The move came under heavy criticism from groups like the American Civil Liberties Union (ACLU), who said the company's Rekognition software guide "read like a user manual for authoritarian surveillance".
However, Amazon has hit back and said in a statement: "Our quality of life would be much worse today if we outlawed new technology because some people could choose to abuse the technology...
"Imagine if customers couldn't buy a computer because it was possible to use that computer for illegal purposes?"
It argued that the technology has been used in the past to find missing children, and that there was great potential when it comes to fighting crime.
However, ACLU's technology and civil liberties attorney Matt Cagle has warned about the potential "harms" such developments could do.
He told the BBC: "When powerful surveillance technologies are deployed it is difficult and often impossible to undo the harms once those technologies are deployed in communities.

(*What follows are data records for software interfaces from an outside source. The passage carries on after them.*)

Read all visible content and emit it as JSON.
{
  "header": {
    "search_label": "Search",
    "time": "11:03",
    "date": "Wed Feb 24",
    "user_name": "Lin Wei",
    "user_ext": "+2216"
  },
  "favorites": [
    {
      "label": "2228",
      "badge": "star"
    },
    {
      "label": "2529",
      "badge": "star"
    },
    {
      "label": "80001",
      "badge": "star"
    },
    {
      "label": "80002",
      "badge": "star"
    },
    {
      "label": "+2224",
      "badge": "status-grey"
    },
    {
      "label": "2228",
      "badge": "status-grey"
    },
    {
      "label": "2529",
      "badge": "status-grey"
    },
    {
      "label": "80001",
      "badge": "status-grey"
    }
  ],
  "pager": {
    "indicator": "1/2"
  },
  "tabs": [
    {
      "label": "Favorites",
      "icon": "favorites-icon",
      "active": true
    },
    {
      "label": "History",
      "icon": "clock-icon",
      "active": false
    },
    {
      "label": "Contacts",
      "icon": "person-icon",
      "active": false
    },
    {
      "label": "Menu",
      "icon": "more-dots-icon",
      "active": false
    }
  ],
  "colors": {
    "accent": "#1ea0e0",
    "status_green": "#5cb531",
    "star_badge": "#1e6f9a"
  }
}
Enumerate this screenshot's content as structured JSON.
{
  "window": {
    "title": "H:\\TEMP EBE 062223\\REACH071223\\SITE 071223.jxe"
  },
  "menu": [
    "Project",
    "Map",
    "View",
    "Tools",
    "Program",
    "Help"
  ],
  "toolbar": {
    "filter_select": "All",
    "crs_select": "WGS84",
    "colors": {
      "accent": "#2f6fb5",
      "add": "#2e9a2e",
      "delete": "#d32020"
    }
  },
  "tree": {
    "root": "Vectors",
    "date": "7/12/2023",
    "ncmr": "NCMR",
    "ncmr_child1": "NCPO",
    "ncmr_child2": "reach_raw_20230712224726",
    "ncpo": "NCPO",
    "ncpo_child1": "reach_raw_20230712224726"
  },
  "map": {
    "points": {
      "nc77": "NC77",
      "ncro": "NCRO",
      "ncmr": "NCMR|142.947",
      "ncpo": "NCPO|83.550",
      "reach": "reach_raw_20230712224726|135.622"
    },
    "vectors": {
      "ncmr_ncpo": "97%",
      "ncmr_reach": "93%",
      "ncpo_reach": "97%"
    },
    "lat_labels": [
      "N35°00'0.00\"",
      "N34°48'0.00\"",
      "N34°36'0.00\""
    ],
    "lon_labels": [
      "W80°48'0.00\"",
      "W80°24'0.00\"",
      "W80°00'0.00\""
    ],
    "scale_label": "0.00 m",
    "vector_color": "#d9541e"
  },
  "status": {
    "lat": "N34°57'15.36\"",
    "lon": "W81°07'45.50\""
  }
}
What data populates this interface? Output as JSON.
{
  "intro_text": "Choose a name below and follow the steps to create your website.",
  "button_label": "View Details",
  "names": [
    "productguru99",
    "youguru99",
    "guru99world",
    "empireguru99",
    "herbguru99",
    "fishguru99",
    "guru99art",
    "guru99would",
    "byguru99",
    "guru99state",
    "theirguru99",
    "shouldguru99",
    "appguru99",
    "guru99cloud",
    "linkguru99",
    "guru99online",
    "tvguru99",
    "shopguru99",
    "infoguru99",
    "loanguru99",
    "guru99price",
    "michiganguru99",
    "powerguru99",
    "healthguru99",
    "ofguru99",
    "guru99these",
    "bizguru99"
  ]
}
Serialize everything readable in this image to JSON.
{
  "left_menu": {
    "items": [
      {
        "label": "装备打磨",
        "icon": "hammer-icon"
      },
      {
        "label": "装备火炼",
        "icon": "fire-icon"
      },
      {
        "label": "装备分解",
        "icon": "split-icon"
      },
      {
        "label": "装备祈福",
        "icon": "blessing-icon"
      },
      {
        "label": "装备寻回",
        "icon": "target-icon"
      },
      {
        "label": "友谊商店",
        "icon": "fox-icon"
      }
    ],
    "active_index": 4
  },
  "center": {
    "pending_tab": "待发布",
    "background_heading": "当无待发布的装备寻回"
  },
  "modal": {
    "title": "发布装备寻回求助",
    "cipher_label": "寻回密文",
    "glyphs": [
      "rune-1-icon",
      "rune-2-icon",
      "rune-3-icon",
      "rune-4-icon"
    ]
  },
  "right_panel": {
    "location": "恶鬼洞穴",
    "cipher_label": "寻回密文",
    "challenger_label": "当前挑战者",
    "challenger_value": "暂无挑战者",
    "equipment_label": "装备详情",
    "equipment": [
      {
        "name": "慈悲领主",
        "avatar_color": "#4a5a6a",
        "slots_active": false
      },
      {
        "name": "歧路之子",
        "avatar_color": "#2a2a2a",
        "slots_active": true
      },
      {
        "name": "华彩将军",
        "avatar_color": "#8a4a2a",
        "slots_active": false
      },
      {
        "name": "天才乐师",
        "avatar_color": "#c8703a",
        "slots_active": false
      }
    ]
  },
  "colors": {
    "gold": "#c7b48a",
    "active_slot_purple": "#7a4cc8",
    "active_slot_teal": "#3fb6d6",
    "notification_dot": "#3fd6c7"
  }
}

"And so we're very concerned that Amazon appears to be rushing into this surveillance market with and with no meaningful restrictions to limit how governments can use this and local governments themselves and local law enforcement are not adopting their own restrictions."